Excerpts from a dataset:
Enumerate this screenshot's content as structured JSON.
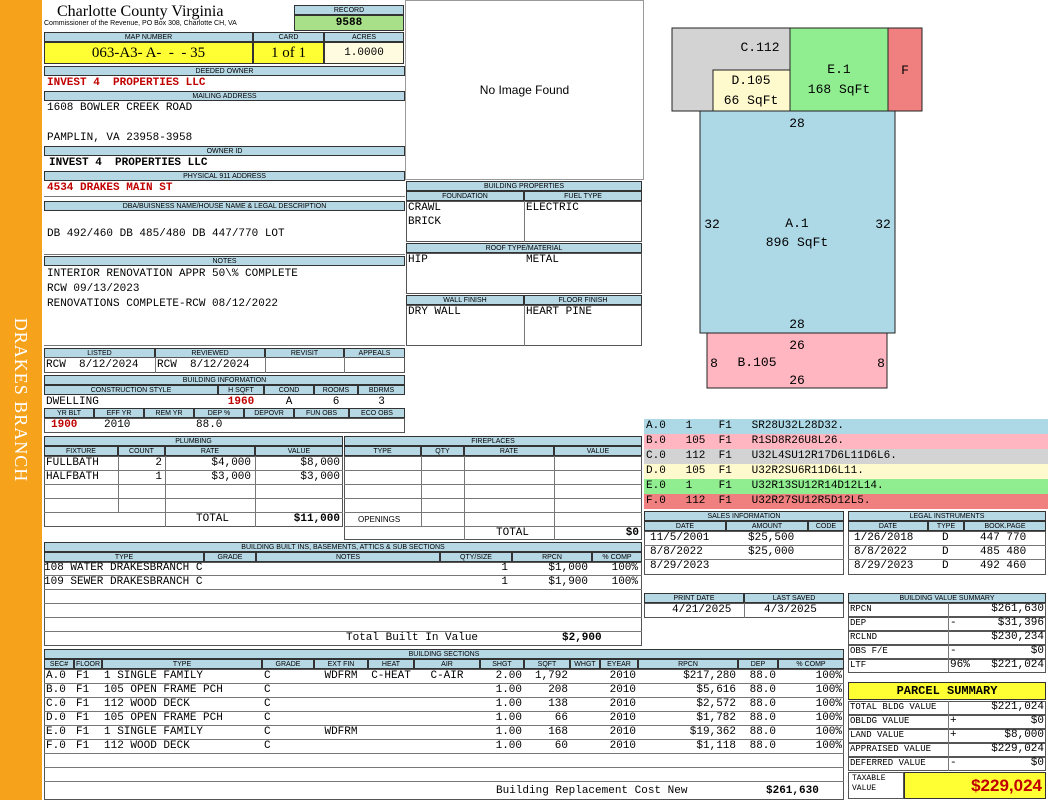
{
  "side_label": "DRAKES BRANCH",
  "county": "Charlotte County Virginia",
  "commissioner": "Commissioner of the Revenue, PO Box 308, Charlotte CH, VA",
  "labels": {
    "record": "RECORD",
    "map_number": "MAP NUMBER",
    "card": "CARD",
    "acres": "ACRES",
    "deeded_owner": "DEEDED OWNER",
    "mailing": "MAILING ADDRESS",
    "owner_id": "OWNER ID",
    "physical": "PHYSICAL 911 ADDRESS",
    "dba": "DBA/BUISNESS NAME/HOUSE NAME & LEGAL DESCRIPTION",
    "notes": "NOTES",
    "listed": "LISTED",
    "reviewed": "REVIEWED",
    "revisit": "REVISIT",
    "appeals": "APPEALS",
    "bldg_info": "BUILDING INFORMATION",
    "construction_style": "CONSTRUCTION STYLE",
    "hsqft": "H SQFT",
    "cond": "COND",
    "rooms": "ROOMS",
    "bdrms": "BDRMS",
    "yr_blt": "YR BLT",
    "eff_yr": "EFF YR",
    "rem_yr": "REM YR",
    "dep_pct": "DEP %",
    "depovr": "DEPOVR",
    "fun_obs": "FUN OBS",
    "eco_obs": "ECO OBS",
    "bldg_props": "BUILDING PROPERTIES",
    "foundation": "FOUNDATION",
    "fuel_type": "FUEL TYPE",
    "roof": "ROOF TYPE/MATERIAL",
    "wall": "WALL FINISH",
    "floor": "FLOOR FINISH",
    "plumbing": "PLUMBING",
    "fixture": "FIXTURE",
    "count": "COUNT",
    "rate": "RATE",
    "value": "VALUE",
    "total": "TOTAL",
    "fireplaces": "FIREPLACES",
    "type": "TYPE",
    "qty": "QTY",
    "openings": "OPENINGS",
    "builtins": "BUILDING BUILT INS, BASEMENTS, ATTICS & SUB SECTIONS",
    "grade": "GRADE",
    "notes_col": "NOTES",
    "qty_size": "QTY/SIZE",
    "rpcn": "RPCN",
    "pct_comp": "% COMP",
    "total_builtin": "Total Built In Value",
    "bldg_sections": "BUILDING SECTIONS",
    "sales": "SALES INFORMATION",
    "date": "DATE",
    "amount": "AMOUNT",
    "code": "CODE",
    "legal": "LEGAL INSTRUMENTS",
    "bookpage": "BOOK.PAGE",
    "print_date": "PRINT DATE",
    "last_saved": "LAST SAVED",
    "bvs": "BUILDING VALUE SUMMARY",
    "parcel_summary": "PARCEL SUMMARY",
    "taxable": "TAXABLE VALUE",
    "brcn": "Building Replacement Cost New",
    "no_image": "No Image Found"
  },
  "record": "9588",
  "map_number": "063-A3- A-  -  - 35",
  "card": "1 of 1",
  "acres": "1.0000",
  "deeded_owner": "INVEST 4  PROPERTIES LLC",
  "mailing1": "1608 BOWLER CREEK ROAD",
  "mailing2": "PAMPLIN, VA 23958-3958",
  "owner_id": "INVEST 4  PROPERTIES LLC",
  "physical": "4534 DRAKES MAIN ST",
  "dba": "DB 492/460 DB 485/480 DB 447/770 LOT",
  "notes": [
    "INTERIOR RENOVATION APPR 50\\% COMPLETE",
    "RCW 09/13/2023",
    "RENOVATIONS COMPLETE-RCW 08/12/2022"
  ],
  "listed": "RCW  8/12/2024",
  "reviewed": "RCW  8/12/2024",
  "construction_style": "DWELLING",
  "hsqft": "1960",
  "cond": "A",
  "rooms": "6",
  "bdrms": "3",
  "yr_blt": "1900",
  "eff_yr": "2010",
  "rem_yr": "",
  "dep_pct": "88.0",
  "foundation": [
    "CRAWL",
    "BRICK"
  ],
  "fuel": "ELECTRIC",
  "roof_type": "HIP",
  "roof_mat": "METAL",
  "wall": "DRY WALL",
  "floor": "HEART PINE",
  "plumbing": [
    {
      "fixture": "FULLBATH",
      "count": "2",
      "rate": "$4,000",
      "value": "$8,000"
    },
    {
      "fixture": "HALFBATH",
      "count": "1",
      "rate": "$3,000",
      "value": "$3,000"
    }
  ],
  "plumbing_total": "$11,000",
  "fireplace_total": "$0",
  "builtins": [
    {
      "type": "108 WATER DRAKESBRANCH C",
      "qty": "1",
      "rpcn": "$1,000",
      "pct": "100%"
    },
    {
      "type": "109 SEWER DRAKESBRANCH C",
      "qty": "1",
      "rpcn": "$1,900",
      "pct": "100%"
    }
  ],
  "builtin_total": "$2,900",
  "sections_header": [
    "SEC#",
    "FLOOR",
    "TYPE",
    "GRADE",
    "EXT FIN",
    "HEAT",
    "AIR",
    "SHGT",
    "SQFT",
    "WHGT",
    "EYEAR",
    "RPCN",
    "DEP",
    "% COMP"
  ],
  "sections": [
    {
      "sec": "A.0",
      "floor": "F1",
      "type": "1 SINGLE FAMILY",
      "grade": "C",
      "ext": "WDFRM",
      "heat": "C-HEAT",
      "air": "C-AIR",
      "shgt": "2.00",
      "sqft": "1,792",
      "eyear": "2010",
      "rpcn": "$217,280",
      "dep": "88.0",
      "comp": "100%"
    },
    {
      "sec": "B.0",
      "floor": "F1",
      "type": "105 OPEN FRAME PCH",
      "grade": "C",
      "ext": "",
      "heat": "",
      "air": "",
      "shgt": "1.00",
      "sqft": "208",
      "eyear": "2010",
      "rpcn": "$5,616",
      "dep": "88.0",
      "comp": "100%"
    },
    {
      "sec": "C.0",
      "floor": "F1",
      "type": "112 WOOD DECK",
      "grade": "C",
      "ext": "",
      "heat": "",
      "air": "",
      "shgt": "1.00",
      "sqft": "138",
      "eyear": "2010",
      "rpcn": "$2,572",
      "dep": "88.0",
      "comp": "100%"
    },
    {
      "sec": "D.0",
      "floor": "F1",
      "type": "105 OPEN FRAME PCH",
      "grade": "C",
      "ext": "",
      "heat": "",
      "air": "",
      "shgt": "1.00",
      "sqft": "66",
      "eyear": "2010",
      "rpcn": "$1,782",
      "dep": "88.0",
      "comp": "100%"
    },
    {
      "sec": "E.0",
      "floor": "F1",
      "type": "1 SINGLE FAMILY",
      "grade": "C",
      "ext": "WDFRM",
      "heat": "",
      "air": "",
      "shgt": "1.00",
      "sqft": "168",
      "eyear": "2010",
      "rpcn": "$19,362",
      "dep": "88.0",
      "comp": "100%"
    },
    {
      "sec": "F.0",
      "floor": "F1",
      "type": "112 WOOD DECK",
      "grade": "C",
      "ext": "",
      "heat": "",
      "air": "",
      "shgt": "1.00",
      "sqft": "60",
      "eyear": "2010",
      "rpcn": "$1,118",
      "dep": "88.0",
      "comp": "100%"
    }
  ],
  "brcn": "$261,630",
  "sketch": {
    "c112": "C.112",
    "d105": "D.105",
    "d105_sqft": "66 SqFt",
    "e1": "E.1",
    "e1_sqft": "168 SqFt",
    "f": "F",
    "a1": "A.1",
    "a1_sqft": "896 SqFt",
    "b105": "B.105",
    "dim28a": "28",
    "dim32l": "32",
    "dim32r": "32",
    "dim28b": "28",
    "dim26a": "26",
    "dim8l": "8",
    "dim8r": "8",
    "dim26b": "26"
  },
  "vectors": [
    {
      "text": "A.0   1    F1   SR28U32L28D32.",
      "color": "#add8e6"
    },
    {
      "text": "B.0   105  F1   R1SD8R26U8L26.",
      "color": "#ffb6c1"
    },
    {
      "text": "C.0   112  F1   U32L4SU12R17D6L11D6L6.",
      "color": "#d3d3d3"
    },
    {
      "text": "D.0   105  F1   U32R2SU6R11D6L11.",
      "color": "#fffacd"
    },
    {
      "text": "E.0   1    F1   U32R13SU12R14D12L14.",
      "color": "#90ee90"
    },
    {
      "text": "F.0   112  F1   U32R27SU12R5D12L5.",
      "color": "#f08080"
    }
  ],
  "sales": [
    {
      "date": "11/5/2001",
      "amount": "$25,500"
    },
    {
      "date": "8/8/2022",
      "amount": "$25,000"
    },
    {
      "date": "8/29/2023",
      "amount": ""
    }
  ],
  "legal": [
    {
      "date": "1/26/2018",
      "type": "D",
      "bp": "447 770"
    },
    {
      "date": "8/8/2022",
      "type": "D",
      "bp": "485 480"
    },
    {
      "date": "8/29/2023",
      "type": "D",
      "bp": "492 460"
    }
  ],
  "print_date": "4/21/2025",
  "last_saved": "4/3/2025",
  "bvs": [
    {
      "label": "RPCN",
      "sign": "",
      "value": "$261,630"
    },
    {
      "label": "DEP",
      "sign": "-",
      "value": "$31,396"
    },
    {
      "label": "RCLND",
      "sign": "",
      "value": "$230,234"
    },
    {
      "label": "OBS F/E",
      "sign": "-",
      "value": "$0"
    },
    {
      "label": "LTF",
      "sign": "96%",
      "value": "$221,024"
    }
  ],
  "parcel": [
    {
      "label": "TOTAL BLDG VALUE",
      "sign": "",
      "value": "$221,024"
    },
    {
      "label": "OBLDG VALUE",
      "sign": "+",
      "value": "$0"
    },
    {
      "label": "LAND VALUE",
      "sign": "+",
      "value": "$8,000"
    },
    {
      "label": "APPRAISED VALUE",
      "sign": "",
      "value": "$229,024"
    },
    {
      "label": "DEFERRED VALUE",
      "sign": "-",
      "value": "$0"
    }
  ],
  "taxable_value": "$229,024"
}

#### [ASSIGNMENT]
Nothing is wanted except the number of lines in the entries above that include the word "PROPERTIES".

#### [TASK OUTPUT]
3